Unfortunately, the Underground isn’t the most accessible for disabled travellers, with most stations accessed via flights of stairs.
However, some stations do have escalators and lifts, so check out this step-free Tube map to find out which are the most accessible.
It’s also worth knowing that most Tube platforms have a step of about 2cm onto the train, so if this is an issue for you, be sure to wait near the front of the platform so that the driver can allow a bit more time for you to get on and off.
The TfL website has much more information regarding accessible travel around London.
While the Tube is probably the best way to get around London, it’s far from the only way, with the iconic red buses serving the city 24-hours a day.
The most important thing to know about the buses is that you cannot pay with cash, so you’ll either need an Oyster or a contactless payment card.
A single fare will cost £1.50, but you can make unlimited journeys for an hour after you first touch in and will only ever pay a maximum of £4.50 a day.
Buses only stop at their designated stops and you may have to alert the driver to let him know that you want them to stop, which you can do by pressing the red buttons throughout the bus.
The TfL London bus map is the best place to plan your route and see scheduled times, but you can also pick up paper copies from the TfL visitor centres.
All of the city’s buses are low-floored vehicles and have a retractable ramp, so they’re easy to board for wheelchair users, who also travel for free.
The buses are ideal if you’re travelling somewhere not covered by the Tube, or are travelling outside of Tube operating hours, but they’re also a good way to see a bit more of the city during your journey!
‘Boris Bikes’ in London
Officially known as ‘Santander Cycles’, this relatively new scheme has over 11,000 publically available bikes at over 750 docking station around the city which you can hire with just your bank card.

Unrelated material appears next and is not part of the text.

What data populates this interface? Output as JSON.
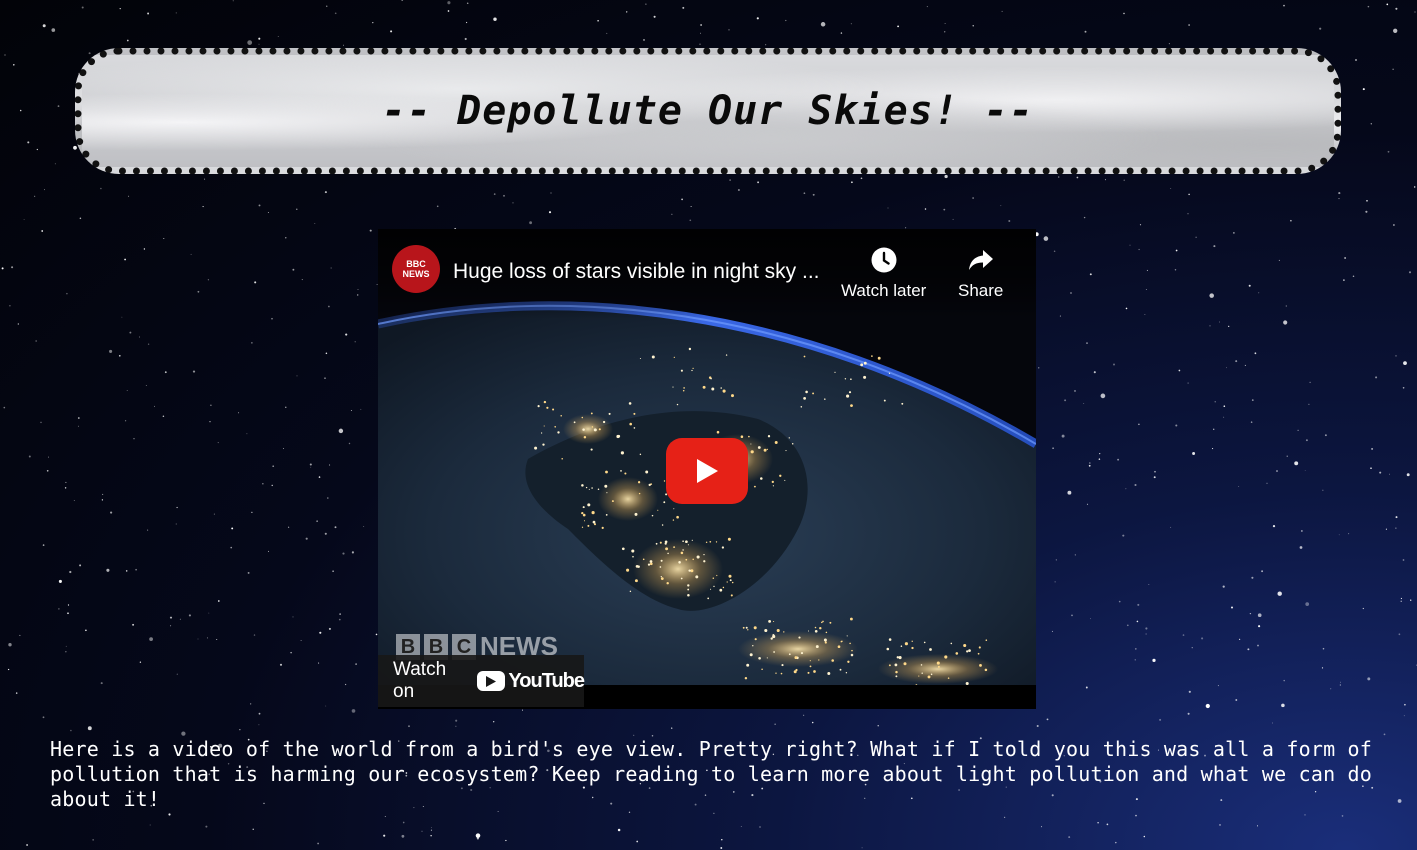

Once you’ve hired a bike you can take it wherever you like, for just £2 for every 30 minutes that you use the bike.
Cycling can be a fun way to get around the city while taking in some of the sights and there are some great bike rides to be discovered in London too.
Tips for using public transport in London
- Always stand on the right when using escalators, so that you don’t get in the way of rushing locals!
- Always allow others to leave the train before you board.
- On busy services, move as far down the carriage as possible to allow more people to board the train.
- Offer your seat up to elderly travellers or those who are pregnant or travelling with small children if they don’t have a seat.
- Try not to travel during peak hours (7-9am and 5:30-7pm) when most people will be rushing to and from work.
- Always hold onto handrails provided when you’re on the move.
London Visa Requirements for US Citizens
Those from within the EU don’t require a visa to visit the UK, and while US citizens technically don’t need to apply for one before travelling, they will need to obtain a tourist visa upon arrival in the UK.
These are granted when you present your passport at the airport, free of charge, as long as you meet the UK Immigration Rules (essentially as long you’re travelling for tourism purposes and can prove that you intend to travel back to the US).
If you’re travelling to London to study, then you’ll need to apply for a short-term study visa, which costs £125.
A handy tool you can use is the gov.uk questionnaire to check if you need a UK visa.
Map of London
London sits in the Greenwich Mean Time time zone meaning the time is UTC +0 hours, although, during daylight saving time, which is between March 25th and October 29th, the clocks go forward one hour.
In fact, London used to set the standard for civil time worldwide, with the time being set according to the mean solar time at the Royal Observatory in Greenwich.
London actually had its own time zone up until 1847, which thankfully is no longer the case!
Plan your London Trip
So, if you’re thinking of booking a trip to London, be sure to check out our: